It seems I hear this question a lot when I deal with fellow musicians and other artists, especially in these times when live venues are closing down.
It really comes down to a a very simple formula: The audience wants entertainment. If you deviate from this form, you get into troubles of all kinds. Below are some cardinal mistakes I’ve seen, especially here in the San Francisco Bay area scene, one of the few places where you actually still have many places where you could do live entertainment, music, DJ:ing and so on. So it’s quite doable to get gigs most of the week, just need to do some thinking.
To start with, you need to have a brand identity, be unique. Yet another generic blues band does not really cut it. You just drown in the amount of garage blues bands of all kinds that exists. Find something unique you like doing and the gigs will follow. Be generic and you are ignored.
Secondly, you have to somewhat swallow your pride and place something the audience like listening to, or dancing to. Trying to educate them about the music roots or something similar is futile — the audience is not there attending a class, they want to have fun.
Thirdly, you need to rehearse with the band or your act. Doing something ad hoc is fun at jams but for real professional image it is hurtful to see bands that can’t stop a song properly or play each song the same way, with little finesse. Not to speak of using the same 20+ song playlist for years and years.
Fourthly, you need to be exciting on stage, if the artists, singers or musicians are on stage looking like they are bored, scared or otherwise indifferent, that then will cause the audience to take a step back. The audience wants entertainment, they are even forgiving for sudden impromptu acts as long as they experience something unique. Having a dialogue between the band/artist and the audience is what separates success from utter failure.

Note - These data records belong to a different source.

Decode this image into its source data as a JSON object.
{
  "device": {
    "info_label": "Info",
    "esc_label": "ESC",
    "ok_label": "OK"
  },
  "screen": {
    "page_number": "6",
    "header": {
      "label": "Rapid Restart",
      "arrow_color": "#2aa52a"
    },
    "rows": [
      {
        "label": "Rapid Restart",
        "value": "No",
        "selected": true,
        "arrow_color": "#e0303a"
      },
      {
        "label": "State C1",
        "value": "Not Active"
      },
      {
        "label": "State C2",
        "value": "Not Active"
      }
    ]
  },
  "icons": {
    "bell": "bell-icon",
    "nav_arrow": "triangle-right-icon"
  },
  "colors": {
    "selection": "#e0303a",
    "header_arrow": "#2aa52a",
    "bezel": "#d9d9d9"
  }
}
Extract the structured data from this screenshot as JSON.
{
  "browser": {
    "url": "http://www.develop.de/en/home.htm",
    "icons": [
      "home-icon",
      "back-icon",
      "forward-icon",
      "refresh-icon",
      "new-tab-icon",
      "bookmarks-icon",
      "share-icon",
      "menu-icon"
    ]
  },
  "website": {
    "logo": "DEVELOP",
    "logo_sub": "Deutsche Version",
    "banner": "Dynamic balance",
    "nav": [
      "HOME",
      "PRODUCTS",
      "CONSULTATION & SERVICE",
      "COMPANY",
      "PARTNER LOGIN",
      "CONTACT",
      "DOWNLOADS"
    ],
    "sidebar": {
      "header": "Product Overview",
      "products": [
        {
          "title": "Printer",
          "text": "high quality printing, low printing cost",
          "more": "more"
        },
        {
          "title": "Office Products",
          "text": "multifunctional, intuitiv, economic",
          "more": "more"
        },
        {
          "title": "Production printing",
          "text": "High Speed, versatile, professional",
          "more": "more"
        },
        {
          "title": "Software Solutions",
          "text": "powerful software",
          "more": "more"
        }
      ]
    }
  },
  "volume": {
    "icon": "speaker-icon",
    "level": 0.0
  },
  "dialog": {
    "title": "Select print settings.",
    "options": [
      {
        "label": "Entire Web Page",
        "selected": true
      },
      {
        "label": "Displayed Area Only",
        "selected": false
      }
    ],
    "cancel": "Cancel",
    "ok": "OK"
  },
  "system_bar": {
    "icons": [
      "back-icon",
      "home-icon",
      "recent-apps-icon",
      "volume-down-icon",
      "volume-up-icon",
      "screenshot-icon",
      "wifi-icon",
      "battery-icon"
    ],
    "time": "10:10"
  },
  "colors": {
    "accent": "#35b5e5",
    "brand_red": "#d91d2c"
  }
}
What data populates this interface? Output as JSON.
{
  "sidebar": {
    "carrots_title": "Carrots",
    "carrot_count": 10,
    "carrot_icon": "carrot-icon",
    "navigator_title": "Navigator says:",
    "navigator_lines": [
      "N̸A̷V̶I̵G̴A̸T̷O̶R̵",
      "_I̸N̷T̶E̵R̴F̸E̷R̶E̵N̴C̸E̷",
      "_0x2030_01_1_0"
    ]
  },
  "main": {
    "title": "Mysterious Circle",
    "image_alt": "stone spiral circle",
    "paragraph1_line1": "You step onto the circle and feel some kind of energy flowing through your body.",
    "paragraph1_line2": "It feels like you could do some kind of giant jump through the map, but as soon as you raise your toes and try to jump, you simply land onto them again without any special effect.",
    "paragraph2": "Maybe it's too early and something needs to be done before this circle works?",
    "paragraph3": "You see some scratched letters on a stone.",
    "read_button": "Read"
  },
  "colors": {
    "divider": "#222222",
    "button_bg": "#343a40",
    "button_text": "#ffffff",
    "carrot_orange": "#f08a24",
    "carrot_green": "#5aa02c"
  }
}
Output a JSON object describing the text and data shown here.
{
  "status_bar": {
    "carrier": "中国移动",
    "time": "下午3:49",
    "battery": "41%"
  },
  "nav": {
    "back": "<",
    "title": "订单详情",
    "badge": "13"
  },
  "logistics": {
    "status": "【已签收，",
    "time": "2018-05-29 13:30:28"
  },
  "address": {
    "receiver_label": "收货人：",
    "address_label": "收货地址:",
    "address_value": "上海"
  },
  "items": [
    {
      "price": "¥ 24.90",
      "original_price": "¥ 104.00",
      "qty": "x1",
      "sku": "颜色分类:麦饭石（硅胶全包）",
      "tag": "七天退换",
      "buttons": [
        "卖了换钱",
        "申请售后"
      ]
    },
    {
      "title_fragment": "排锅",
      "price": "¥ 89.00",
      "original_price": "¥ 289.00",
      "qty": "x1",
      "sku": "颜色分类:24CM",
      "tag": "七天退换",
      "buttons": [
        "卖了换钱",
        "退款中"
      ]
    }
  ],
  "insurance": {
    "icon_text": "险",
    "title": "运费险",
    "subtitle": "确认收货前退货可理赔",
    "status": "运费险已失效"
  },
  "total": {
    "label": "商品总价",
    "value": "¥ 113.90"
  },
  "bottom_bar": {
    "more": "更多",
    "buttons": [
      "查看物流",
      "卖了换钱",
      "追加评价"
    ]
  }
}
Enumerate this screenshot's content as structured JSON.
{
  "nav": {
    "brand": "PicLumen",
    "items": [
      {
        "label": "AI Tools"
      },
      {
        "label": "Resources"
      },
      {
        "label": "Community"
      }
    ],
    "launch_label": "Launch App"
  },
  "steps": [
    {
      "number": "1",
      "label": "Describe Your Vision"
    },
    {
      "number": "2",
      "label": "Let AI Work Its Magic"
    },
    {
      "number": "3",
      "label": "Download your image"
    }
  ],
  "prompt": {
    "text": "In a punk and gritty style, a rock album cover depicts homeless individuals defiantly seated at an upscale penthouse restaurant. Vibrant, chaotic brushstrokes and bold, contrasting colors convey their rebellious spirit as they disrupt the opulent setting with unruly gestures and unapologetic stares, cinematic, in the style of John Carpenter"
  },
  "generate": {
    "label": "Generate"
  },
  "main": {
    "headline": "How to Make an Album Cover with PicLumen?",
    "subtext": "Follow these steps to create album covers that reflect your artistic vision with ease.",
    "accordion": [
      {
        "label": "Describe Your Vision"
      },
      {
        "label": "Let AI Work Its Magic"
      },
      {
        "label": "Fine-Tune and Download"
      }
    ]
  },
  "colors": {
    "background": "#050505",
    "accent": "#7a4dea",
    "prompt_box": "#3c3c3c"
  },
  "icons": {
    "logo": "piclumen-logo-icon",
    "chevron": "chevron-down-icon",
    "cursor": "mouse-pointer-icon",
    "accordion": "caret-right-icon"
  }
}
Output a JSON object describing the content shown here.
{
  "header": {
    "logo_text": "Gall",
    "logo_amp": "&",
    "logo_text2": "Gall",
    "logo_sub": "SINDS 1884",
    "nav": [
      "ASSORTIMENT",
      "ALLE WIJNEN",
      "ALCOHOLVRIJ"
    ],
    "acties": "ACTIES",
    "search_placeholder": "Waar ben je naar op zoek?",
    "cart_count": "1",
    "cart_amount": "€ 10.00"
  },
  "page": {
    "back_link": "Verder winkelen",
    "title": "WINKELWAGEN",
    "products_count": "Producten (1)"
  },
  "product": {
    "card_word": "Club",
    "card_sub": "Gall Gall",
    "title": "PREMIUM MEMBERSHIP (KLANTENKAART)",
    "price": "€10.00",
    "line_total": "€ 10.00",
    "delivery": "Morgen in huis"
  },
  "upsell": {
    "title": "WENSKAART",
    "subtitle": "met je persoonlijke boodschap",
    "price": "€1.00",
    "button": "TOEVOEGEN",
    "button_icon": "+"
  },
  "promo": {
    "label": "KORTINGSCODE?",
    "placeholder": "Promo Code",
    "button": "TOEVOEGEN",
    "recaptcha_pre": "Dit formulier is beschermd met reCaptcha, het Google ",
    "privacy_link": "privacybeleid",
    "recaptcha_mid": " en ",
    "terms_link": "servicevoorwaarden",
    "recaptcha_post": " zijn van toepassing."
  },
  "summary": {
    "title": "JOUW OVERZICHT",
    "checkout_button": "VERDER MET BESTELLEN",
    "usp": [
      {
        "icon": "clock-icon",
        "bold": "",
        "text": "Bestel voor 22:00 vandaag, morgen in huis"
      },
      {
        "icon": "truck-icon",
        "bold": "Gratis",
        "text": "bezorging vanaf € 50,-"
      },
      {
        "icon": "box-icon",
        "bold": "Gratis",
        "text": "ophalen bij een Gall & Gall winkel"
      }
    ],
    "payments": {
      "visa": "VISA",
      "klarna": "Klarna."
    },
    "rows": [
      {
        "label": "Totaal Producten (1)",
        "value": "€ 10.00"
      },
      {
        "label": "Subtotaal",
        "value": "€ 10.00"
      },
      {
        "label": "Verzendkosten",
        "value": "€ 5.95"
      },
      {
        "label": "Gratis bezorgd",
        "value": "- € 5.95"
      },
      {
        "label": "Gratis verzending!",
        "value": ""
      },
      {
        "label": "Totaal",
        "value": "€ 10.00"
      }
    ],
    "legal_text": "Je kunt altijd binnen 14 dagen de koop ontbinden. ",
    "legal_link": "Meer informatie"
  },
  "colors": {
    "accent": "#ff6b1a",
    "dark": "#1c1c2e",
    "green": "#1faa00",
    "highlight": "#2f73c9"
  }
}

Fifthly, you need to have integrity and stand for things that you think are important. This means that you stick to something you think is the difference and provide entertainment. Trying to please all will just frustrate most.
Sixth, select the band so the members like playing together. Putting together a super-group of super-musicians usually lead to a short-lived band. This means less time to market as the band collapsed and it takes time to build a brand.
Seventh, as for marketing, someone has to take the role of becoming the marketing person for the artist or band. No marketing, no gigs. And it does not mean to pest friends and family to attend gigs, it means to build a real fan base. Note that live venue and bar owners are interested in headcount, not the quality of music. No headcount, no gigs. No fans, no headcount. I doubt anyone has a big enough family and friend circle to pull something like this off, or then they will suddenly lose a lot of friends due to pressure tactics.
Eight, surprise the fan base with differences in the act or playlist. Doing the same act over and over is wearing, even for the biggest fan. But provide them with surprises so they want to get to the next gig.
Ninth, make each gig special, a theme or some kind of reason why the gig really happens. A new album release, a sudden 20-song medley theme presentation or something similar. This comes back to point eight.
Tenth, make sure the old or new fans want to see you again. It means that you provide them enough rope that they want to see the event again. This is a tricky area, the things I could think of is to pre-announce some other event happening later that they really want to check out. Or never do a dull or bad gig, even one person in the audience is an influencer, he or she could tell others to ignore the act/band or tell them to absolutely check them out later. Never stop a gig too early just because the audience is small — that gives the impression that you don’t take your act or your fans seriously. Don’t take lots of breaks, why? The audience is there for entertainment, not to wait for you to show up again after a 20+ minute unnecessary break. Prince is not taking breaks at his 3+ hour concerts. No energy as part of this is also a problem, lethargic bands are nasty, self-destroying entities.
I could go on. But the trick, again, is that the audience wants entertainment. They want to attend a happening — live music I think is one of the rare forms of entertainment that could stand against the avalanche of cable TV, video games and movies on demand. If it’s done right.